- _INFORMATION SUPPLIED_

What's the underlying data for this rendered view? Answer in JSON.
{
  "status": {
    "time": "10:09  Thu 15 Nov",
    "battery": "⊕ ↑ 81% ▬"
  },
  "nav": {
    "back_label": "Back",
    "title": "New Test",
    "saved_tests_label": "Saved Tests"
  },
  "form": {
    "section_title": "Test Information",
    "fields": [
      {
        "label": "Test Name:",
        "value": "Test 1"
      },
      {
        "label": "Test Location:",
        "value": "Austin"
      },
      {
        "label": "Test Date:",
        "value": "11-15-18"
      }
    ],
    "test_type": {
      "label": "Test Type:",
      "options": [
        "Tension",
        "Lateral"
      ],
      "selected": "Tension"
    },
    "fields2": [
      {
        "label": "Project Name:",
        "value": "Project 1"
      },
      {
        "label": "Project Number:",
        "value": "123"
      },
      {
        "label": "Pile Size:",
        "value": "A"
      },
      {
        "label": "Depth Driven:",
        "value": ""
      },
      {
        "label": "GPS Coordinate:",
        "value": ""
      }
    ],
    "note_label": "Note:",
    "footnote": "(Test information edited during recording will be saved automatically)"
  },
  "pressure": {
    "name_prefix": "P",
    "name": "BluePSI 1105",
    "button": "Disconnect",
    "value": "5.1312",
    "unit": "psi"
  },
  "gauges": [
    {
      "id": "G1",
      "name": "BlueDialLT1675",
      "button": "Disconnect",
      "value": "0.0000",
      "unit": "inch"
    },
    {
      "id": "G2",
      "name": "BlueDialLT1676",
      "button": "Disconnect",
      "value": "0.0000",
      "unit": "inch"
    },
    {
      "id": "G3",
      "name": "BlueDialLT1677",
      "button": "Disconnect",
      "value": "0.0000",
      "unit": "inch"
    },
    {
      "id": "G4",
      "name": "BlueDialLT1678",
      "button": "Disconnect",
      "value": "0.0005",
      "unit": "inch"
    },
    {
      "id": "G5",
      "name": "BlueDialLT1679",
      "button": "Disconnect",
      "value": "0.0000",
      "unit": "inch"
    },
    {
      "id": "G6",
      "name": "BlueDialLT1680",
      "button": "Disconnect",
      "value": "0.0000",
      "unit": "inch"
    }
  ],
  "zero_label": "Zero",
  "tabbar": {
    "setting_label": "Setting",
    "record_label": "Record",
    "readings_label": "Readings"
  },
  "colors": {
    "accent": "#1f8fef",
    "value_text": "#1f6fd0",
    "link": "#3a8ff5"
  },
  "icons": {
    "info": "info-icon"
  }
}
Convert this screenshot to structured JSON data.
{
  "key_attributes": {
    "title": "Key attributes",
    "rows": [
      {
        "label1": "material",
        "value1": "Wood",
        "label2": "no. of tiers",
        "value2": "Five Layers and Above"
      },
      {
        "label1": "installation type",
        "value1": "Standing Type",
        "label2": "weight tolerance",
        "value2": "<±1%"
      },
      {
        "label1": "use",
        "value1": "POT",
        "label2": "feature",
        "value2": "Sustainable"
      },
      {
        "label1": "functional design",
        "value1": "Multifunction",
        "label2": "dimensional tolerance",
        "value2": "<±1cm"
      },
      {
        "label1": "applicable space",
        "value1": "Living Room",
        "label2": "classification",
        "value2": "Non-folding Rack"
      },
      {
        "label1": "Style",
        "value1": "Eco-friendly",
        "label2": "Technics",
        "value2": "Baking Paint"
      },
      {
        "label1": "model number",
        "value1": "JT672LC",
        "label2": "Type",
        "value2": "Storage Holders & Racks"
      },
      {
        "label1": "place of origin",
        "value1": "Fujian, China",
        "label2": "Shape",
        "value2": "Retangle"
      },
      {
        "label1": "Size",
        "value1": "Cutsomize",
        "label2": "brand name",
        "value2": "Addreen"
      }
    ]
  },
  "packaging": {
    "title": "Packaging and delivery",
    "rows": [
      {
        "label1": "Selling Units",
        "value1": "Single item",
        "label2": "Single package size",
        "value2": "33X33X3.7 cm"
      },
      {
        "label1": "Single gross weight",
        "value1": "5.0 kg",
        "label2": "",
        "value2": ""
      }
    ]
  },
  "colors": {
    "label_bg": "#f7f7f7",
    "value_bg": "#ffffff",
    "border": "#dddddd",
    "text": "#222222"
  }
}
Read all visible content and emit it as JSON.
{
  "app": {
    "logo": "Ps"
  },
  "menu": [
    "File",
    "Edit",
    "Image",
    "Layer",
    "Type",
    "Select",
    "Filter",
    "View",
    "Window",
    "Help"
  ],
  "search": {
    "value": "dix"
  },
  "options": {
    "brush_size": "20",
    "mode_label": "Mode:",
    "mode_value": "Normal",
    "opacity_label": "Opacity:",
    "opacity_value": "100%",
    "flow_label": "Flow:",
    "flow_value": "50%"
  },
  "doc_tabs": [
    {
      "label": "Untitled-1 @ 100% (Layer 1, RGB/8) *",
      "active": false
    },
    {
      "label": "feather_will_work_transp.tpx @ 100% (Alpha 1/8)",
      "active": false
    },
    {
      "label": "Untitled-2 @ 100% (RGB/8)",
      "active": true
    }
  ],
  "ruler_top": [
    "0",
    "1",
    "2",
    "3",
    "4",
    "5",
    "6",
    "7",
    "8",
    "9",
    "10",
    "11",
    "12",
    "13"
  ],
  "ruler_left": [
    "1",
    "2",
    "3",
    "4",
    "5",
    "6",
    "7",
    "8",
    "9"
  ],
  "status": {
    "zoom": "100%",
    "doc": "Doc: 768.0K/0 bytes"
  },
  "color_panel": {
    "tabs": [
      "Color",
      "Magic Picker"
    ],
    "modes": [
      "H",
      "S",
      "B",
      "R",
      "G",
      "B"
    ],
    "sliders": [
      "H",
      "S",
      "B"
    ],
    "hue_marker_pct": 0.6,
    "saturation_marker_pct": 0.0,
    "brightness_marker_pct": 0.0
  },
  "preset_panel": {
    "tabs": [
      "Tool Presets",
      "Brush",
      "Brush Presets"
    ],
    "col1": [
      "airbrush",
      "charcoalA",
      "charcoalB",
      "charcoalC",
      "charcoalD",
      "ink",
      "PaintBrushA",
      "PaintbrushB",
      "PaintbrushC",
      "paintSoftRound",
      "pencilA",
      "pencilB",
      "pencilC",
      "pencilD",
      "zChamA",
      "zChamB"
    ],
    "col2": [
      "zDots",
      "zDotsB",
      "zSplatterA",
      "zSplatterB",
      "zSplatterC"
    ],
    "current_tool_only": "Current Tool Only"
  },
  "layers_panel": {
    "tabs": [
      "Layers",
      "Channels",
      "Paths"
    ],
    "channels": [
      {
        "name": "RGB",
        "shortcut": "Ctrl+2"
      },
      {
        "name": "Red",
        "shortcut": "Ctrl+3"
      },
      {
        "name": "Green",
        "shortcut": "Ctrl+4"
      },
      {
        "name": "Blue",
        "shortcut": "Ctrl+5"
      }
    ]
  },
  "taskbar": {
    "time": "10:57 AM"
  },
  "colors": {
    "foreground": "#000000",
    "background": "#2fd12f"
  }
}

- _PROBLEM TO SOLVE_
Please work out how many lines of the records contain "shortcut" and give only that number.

- _EXPECTED ANSWER_
4